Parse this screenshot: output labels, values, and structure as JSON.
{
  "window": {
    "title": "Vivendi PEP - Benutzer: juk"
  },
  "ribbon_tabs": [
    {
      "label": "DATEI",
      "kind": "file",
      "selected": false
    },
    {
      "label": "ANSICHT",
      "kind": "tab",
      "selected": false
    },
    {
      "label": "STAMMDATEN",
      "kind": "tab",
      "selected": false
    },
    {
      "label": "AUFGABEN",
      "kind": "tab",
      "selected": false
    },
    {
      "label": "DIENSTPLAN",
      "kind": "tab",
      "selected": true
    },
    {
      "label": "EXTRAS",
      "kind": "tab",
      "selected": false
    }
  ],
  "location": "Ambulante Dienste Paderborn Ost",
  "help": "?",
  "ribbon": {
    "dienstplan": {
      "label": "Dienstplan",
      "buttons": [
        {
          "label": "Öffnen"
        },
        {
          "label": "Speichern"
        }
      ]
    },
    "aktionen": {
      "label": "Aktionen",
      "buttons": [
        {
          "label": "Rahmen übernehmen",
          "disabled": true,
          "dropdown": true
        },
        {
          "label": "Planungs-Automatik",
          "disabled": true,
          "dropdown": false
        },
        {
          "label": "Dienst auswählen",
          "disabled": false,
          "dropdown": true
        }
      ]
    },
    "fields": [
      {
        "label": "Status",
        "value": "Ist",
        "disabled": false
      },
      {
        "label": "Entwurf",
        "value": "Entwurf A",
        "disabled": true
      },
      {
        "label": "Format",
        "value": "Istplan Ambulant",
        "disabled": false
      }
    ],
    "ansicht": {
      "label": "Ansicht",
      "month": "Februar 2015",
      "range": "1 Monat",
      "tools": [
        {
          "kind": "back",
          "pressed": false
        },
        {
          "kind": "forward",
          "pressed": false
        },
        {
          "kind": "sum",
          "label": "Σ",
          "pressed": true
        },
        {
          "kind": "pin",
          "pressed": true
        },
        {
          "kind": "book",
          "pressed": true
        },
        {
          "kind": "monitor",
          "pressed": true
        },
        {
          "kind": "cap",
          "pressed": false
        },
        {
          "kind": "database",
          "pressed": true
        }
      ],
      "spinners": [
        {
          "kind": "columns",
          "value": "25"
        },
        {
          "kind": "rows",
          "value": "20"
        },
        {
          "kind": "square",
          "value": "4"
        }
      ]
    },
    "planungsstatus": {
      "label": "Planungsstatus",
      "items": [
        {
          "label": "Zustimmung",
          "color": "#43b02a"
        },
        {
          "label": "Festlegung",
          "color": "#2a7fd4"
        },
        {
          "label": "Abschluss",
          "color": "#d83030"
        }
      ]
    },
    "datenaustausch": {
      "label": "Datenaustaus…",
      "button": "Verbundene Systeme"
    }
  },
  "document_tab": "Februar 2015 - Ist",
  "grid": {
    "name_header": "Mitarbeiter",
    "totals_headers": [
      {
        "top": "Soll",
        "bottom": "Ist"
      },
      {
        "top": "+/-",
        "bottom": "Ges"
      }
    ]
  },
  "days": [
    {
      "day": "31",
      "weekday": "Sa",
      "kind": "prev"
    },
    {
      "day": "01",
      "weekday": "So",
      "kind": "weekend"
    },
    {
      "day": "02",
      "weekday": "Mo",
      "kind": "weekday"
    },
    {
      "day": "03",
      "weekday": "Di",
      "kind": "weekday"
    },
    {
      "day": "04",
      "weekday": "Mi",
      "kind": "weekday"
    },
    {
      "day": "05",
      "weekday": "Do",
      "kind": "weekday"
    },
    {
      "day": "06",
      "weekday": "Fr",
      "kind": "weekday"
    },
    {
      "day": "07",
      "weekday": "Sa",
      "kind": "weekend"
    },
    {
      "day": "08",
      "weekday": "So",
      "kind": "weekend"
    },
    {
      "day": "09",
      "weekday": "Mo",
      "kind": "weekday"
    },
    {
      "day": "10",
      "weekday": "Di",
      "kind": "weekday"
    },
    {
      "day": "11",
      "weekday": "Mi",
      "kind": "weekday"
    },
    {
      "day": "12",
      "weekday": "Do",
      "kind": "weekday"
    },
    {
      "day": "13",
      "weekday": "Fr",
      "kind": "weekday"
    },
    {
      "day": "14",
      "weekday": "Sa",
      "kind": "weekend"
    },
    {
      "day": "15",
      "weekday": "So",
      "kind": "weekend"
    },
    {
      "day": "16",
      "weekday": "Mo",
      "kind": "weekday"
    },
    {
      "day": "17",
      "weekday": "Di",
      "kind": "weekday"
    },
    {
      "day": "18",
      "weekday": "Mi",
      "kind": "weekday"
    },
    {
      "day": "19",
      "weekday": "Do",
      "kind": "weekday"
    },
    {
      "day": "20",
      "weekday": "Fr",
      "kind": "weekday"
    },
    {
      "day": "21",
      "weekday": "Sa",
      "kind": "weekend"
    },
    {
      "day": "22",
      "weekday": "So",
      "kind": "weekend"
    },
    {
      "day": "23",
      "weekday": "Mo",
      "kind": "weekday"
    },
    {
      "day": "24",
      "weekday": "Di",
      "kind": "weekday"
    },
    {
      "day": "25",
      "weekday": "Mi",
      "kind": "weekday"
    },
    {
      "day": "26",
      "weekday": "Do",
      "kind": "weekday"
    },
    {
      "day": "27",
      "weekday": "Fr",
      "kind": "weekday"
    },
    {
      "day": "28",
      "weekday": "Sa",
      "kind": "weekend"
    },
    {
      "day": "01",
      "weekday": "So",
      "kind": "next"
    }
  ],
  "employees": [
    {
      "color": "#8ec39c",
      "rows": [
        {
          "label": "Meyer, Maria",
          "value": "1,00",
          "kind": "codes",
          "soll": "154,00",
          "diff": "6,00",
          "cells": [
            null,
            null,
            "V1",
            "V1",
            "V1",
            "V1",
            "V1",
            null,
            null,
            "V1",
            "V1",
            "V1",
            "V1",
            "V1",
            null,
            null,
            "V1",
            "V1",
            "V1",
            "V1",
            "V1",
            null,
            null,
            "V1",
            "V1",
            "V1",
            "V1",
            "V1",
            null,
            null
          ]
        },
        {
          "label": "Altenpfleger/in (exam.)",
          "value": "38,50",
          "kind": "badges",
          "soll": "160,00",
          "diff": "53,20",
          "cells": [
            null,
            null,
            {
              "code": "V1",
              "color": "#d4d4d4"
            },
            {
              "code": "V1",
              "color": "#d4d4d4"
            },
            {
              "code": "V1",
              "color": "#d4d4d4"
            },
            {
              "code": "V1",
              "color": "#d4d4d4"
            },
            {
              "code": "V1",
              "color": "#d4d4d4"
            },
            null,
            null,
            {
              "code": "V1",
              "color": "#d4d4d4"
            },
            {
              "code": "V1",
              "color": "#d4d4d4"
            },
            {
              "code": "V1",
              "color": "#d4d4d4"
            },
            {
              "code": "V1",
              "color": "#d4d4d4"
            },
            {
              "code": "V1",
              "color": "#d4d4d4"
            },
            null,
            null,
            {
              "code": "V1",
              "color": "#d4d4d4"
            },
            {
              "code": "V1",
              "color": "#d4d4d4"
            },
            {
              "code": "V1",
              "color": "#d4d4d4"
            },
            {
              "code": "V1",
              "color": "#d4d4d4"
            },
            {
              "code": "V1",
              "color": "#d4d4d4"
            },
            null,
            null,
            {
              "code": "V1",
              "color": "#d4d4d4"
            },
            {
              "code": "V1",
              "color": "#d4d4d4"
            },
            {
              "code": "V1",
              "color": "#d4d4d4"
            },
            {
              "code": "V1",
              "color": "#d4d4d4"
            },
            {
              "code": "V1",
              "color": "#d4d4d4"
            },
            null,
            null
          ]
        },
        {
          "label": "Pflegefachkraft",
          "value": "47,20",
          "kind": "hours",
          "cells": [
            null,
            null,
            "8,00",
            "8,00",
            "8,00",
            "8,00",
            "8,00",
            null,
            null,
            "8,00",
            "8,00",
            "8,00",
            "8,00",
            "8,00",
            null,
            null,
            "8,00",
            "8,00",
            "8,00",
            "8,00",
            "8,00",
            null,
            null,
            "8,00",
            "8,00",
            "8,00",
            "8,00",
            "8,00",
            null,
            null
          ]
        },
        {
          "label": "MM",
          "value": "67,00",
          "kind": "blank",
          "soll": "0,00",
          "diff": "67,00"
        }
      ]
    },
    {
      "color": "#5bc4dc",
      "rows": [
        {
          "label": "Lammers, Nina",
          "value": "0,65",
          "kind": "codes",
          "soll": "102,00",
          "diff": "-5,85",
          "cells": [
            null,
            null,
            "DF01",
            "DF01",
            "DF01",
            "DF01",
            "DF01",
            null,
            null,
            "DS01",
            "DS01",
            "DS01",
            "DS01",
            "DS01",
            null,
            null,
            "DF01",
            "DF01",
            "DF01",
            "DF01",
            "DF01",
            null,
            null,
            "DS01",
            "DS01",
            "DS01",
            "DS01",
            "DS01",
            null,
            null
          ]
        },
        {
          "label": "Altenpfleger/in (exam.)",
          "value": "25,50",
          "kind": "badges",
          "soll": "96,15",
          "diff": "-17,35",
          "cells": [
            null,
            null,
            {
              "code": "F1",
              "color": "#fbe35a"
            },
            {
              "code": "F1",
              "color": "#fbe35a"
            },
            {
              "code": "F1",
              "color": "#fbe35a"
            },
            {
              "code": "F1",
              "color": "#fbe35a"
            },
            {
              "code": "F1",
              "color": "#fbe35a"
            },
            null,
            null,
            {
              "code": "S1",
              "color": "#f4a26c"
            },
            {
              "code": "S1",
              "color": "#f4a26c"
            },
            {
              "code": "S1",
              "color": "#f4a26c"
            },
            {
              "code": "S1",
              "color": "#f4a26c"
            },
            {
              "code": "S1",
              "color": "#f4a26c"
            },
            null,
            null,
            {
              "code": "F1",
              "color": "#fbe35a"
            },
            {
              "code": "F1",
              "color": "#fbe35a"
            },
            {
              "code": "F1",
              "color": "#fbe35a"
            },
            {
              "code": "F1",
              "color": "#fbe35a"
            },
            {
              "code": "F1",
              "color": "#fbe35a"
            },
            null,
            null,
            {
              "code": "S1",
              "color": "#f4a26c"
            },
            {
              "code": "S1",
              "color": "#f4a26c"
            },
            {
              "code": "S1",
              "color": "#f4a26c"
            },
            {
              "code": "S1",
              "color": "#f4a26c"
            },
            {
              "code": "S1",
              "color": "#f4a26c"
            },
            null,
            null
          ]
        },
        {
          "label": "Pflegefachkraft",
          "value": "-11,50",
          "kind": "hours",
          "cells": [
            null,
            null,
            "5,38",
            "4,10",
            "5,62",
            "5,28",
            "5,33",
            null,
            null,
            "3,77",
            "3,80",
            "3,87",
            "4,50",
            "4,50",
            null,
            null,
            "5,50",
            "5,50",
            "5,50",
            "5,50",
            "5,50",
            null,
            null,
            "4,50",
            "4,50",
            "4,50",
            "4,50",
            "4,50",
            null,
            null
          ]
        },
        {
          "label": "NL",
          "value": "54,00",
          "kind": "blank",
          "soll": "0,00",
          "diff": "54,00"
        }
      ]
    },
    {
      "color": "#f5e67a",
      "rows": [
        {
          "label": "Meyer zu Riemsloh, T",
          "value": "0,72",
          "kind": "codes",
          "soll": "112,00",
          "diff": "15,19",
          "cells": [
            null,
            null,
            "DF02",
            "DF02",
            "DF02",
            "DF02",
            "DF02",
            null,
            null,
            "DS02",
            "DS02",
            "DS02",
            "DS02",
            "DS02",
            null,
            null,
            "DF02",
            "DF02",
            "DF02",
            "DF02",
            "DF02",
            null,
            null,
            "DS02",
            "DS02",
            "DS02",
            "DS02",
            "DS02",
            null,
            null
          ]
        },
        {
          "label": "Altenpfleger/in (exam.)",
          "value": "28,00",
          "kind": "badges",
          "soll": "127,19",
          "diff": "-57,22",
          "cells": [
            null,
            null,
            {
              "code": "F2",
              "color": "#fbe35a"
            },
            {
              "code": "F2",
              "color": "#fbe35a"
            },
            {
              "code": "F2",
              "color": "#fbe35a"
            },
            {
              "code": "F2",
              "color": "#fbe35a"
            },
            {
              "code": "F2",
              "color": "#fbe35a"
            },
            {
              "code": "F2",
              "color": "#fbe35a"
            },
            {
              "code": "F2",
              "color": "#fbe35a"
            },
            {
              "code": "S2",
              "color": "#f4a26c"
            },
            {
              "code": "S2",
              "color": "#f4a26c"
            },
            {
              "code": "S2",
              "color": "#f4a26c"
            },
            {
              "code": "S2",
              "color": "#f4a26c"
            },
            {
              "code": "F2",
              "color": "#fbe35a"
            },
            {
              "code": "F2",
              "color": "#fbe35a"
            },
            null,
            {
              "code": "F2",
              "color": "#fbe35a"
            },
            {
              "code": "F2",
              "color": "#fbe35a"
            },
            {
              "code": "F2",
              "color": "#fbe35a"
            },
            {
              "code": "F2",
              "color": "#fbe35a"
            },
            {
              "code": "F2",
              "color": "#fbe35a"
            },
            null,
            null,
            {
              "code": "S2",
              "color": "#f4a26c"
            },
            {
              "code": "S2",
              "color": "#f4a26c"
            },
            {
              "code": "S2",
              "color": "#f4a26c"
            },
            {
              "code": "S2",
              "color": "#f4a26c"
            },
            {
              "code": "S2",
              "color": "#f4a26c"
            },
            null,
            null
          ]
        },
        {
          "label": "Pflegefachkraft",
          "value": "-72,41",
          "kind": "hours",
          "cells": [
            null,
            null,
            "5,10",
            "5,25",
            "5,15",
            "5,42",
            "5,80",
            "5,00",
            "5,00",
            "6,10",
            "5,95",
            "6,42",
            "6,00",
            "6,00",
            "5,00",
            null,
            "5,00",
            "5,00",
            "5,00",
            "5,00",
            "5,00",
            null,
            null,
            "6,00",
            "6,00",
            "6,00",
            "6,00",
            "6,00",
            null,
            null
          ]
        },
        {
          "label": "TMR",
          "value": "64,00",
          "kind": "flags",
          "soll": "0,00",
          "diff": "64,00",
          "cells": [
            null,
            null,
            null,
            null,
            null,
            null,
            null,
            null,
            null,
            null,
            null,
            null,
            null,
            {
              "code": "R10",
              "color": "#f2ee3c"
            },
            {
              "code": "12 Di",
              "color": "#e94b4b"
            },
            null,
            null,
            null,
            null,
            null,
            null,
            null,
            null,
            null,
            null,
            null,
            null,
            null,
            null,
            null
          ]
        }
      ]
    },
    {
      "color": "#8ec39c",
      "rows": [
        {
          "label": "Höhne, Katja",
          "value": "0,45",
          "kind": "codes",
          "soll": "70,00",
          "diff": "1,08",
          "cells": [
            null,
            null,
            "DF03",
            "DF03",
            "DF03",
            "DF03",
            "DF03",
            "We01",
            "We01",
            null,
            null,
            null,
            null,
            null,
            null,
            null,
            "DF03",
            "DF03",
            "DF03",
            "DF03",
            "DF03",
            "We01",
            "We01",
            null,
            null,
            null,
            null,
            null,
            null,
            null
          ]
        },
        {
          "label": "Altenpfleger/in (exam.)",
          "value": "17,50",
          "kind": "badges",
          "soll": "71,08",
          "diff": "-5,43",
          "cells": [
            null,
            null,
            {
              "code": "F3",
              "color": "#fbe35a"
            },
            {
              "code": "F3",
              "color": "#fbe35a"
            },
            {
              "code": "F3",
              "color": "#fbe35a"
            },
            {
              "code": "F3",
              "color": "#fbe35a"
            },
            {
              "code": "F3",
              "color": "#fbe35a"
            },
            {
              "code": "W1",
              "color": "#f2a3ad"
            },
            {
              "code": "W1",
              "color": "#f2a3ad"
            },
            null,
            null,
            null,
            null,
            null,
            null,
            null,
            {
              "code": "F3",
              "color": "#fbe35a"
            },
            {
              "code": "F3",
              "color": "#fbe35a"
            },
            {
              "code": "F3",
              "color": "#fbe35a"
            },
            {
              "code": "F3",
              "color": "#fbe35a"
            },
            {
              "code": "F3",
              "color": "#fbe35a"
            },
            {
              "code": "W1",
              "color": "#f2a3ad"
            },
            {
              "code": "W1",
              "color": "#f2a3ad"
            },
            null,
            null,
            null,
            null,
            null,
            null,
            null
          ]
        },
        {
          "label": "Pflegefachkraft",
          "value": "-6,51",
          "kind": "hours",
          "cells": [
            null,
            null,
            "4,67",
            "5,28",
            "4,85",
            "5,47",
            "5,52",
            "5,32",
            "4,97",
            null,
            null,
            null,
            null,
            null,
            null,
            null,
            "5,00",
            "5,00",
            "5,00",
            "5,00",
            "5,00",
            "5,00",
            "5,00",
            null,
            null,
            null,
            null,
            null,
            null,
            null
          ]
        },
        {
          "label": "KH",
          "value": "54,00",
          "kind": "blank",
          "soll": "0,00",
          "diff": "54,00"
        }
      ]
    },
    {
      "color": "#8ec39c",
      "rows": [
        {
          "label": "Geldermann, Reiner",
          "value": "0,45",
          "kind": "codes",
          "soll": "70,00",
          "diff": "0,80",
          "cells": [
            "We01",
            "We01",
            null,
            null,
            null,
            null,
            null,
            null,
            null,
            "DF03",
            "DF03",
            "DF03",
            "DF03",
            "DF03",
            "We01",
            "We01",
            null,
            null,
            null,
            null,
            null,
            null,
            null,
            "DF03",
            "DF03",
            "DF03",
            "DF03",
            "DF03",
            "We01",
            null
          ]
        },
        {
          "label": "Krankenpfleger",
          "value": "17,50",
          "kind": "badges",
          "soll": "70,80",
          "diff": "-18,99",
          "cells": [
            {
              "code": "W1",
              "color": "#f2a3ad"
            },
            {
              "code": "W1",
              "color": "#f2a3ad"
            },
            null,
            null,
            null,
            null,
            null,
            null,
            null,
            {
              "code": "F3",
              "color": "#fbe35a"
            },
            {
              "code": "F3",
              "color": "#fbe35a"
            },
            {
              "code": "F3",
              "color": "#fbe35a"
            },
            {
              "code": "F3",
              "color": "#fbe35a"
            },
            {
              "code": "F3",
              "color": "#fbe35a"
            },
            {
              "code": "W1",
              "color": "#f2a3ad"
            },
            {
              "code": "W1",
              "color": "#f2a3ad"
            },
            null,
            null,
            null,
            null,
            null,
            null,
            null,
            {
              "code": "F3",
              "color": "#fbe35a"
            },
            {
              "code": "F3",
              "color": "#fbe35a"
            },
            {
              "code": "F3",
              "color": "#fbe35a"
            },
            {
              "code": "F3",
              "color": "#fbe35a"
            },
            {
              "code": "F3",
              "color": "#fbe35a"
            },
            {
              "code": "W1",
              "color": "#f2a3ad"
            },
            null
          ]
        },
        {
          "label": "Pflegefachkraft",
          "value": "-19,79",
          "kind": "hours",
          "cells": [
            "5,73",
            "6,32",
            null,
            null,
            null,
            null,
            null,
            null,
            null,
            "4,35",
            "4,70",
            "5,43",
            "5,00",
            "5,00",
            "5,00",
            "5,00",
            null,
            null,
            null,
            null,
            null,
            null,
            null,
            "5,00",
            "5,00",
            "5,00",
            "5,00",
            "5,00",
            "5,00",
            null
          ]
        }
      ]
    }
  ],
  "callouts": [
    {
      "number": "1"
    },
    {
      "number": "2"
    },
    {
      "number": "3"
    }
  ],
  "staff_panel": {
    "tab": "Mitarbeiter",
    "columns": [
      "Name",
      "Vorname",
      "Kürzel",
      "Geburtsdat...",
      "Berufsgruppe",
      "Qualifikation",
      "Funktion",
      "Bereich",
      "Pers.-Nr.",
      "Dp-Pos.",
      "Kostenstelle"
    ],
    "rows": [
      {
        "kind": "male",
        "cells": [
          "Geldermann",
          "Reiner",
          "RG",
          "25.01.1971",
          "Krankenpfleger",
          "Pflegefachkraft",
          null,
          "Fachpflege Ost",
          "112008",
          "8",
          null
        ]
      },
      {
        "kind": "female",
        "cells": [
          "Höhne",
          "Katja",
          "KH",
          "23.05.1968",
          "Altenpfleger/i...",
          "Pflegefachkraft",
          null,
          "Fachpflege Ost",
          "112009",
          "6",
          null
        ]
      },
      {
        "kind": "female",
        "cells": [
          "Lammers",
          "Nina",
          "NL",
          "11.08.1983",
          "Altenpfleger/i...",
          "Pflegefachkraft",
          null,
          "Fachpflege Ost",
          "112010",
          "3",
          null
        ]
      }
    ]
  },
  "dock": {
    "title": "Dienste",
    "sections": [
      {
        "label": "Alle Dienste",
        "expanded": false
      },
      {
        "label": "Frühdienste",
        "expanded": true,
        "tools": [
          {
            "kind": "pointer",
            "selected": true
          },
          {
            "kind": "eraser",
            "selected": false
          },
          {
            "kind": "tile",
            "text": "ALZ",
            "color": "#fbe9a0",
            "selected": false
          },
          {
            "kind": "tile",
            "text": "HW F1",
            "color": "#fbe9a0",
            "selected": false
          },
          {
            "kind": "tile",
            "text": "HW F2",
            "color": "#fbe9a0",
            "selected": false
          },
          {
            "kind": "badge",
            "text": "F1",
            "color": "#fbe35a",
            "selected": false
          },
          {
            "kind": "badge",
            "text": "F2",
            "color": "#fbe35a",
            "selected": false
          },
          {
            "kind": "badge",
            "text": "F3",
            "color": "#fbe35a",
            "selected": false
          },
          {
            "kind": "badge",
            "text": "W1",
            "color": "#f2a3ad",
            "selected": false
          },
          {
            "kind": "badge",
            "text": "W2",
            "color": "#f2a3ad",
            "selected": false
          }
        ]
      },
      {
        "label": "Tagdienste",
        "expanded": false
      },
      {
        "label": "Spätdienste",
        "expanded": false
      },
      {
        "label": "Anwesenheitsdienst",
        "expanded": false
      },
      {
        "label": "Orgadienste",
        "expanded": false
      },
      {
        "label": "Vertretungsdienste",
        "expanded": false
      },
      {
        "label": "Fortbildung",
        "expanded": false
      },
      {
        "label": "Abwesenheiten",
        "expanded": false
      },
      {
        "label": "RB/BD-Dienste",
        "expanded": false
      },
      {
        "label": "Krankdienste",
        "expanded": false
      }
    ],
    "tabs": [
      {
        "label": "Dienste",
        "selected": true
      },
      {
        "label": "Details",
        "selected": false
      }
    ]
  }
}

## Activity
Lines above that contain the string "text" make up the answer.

## Result below
            "text": "ALZ",
            "text": "HW F1",
            "text": "HW F2",
            "text": "F1",
            "text": "F2",
            "text": "F3",
            "text": "W1",
            "text": "W2",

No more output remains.